((
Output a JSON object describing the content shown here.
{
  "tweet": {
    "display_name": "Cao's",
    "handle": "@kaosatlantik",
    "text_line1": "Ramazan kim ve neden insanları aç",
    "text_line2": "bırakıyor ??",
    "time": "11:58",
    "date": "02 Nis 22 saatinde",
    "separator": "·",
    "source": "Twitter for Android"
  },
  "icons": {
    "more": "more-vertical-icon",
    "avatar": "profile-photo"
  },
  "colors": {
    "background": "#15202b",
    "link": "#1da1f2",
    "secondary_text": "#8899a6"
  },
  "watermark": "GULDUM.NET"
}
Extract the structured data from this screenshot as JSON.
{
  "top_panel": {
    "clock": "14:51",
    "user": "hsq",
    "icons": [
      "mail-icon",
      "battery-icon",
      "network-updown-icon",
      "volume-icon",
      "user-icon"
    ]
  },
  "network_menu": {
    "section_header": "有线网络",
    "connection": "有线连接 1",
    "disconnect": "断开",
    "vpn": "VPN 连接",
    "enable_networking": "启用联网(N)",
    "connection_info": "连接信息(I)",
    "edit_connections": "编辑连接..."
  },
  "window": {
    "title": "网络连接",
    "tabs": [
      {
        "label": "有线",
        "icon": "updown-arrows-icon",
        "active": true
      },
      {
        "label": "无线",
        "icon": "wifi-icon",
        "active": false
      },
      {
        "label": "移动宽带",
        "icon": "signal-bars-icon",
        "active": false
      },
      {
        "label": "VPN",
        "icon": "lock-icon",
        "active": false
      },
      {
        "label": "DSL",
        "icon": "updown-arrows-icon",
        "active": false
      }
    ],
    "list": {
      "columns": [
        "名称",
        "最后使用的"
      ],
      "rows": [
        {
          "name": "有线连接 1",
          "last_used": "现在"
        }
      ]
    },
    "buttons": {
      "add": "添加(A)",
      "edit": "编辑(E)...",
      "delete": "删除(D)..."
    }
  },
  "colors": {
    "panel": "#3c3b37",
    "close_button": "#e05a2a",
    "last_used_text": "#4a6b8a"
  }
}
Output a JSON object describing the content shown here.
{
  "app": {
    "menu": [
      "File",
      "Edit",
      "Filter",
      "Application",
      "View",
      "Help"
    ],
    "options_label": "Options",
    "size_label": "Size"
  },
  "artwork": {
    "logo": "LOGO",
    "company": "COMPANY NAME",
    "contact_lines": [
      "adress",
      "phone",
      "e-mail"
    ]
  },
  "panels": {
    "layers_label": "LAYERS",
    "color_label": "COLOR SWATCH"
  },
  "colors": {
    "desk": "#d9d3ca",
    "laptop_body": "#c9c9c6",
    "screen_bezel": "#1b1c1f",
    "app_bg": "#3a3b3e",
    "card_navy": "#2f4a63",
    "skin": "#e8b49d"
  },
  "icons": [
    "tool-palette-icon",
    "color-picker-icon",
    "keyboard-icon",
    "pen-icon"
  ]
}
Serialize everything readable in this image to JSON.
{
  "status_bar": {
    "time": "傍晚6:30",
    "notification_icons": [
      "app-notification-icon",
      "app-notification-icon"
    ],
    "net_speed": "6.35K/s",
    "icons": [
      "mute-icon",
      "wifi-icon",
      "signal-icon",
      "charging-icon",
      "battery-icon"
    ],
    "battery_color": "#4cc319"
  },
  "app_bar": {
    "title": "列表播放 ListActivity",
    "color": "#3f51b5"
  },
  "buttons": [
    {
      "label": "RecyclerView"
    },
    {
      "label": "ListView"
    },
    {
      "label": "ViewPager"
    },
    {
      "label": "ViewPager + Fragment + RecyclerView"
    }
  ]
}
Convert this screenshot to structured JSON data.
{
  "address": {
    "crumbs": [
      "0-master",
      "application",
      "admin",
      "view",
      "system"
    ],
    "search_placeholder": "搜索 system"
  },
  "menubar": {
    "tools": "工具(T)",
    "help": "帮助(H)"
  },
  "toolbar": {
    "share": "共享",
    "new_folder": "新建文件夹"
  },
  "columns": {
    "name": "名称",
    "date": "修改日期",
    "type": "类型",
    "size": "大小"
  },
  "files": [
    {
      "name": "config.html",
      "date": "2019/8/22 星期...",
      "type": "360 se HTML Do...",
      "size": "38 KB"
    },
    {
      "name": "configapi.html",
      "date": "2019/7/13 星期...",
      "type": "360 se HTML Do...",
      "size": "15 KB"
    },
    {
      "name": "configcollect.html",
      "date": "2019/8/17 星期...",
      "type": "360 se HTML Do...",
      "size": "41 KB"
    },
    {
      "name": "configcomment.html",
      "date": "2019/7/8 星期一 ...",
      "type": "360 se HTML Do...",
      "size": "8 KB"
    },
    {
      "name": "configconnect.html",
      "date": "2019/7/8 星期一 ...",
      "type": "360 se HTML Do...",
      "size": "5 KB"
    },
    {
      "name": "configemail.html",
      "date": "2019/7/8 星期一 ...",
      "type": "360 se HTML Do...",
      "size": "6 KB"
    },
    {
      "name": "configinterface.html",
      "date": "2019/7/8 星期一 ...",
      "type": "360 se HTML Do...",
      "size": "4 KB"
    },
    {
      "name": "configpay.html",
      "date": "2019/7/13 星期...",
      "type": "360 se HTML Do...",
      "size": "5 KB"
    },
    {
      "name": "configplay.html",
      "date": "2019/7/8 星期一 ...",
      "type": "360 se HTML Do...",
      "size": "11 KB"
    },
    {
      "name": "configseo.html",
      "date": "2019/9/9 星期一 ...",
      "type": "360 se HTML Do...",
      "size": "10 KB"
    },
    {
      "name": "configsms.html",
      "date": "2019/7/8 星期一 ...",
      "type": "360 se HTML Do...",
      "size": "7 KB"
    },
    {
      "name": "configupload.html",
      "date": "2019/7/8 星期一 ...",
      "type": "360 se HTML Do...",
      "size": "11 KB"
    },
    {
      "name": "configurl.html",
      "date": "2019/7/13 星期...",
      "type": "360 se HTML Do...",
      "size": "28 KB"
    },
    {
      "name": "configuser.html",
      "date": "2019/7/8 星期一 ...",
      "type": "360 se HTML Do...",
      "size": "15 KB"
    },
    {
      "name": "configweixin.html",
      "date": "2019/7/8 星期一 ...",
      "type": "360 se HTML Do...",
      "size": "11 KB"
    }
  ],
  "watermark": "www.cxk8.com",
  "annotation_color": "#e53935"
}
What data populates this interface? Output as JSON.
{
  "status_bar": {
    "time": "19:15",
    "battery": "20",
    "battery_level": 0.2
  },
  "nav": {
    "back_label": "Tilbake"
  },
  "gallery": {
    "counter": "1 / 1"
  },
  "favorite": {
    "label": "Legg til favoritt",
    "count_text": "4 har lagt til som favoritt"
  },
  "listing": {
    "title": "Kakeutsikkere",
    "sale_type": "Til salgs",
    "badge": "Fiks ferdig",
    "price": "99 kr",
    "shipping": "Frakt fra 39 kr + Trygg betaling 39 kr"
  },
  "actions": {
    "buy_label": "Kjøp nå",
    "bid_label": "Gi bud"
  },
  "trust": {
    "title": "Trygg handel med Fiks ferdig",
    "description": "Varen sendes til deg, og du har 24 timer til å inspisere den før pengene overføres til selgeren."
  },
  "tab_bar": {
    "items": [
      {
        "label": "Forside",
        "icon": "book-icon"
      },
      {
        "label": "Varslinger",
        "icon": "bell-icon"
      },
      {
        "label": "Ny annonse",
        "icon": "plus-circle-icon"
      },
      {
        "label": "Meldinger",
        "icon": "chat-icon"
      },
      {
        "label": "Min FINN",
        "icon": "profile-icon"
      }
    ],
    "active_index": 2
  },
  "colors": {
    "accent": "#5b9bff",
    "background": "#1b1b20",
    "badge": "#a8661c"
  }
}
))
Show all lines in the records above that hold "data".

Extract the structured data from this screenshot as JSON.
Convert this screenshot to structured JSON data.
What data populates this interface? Output as JSON.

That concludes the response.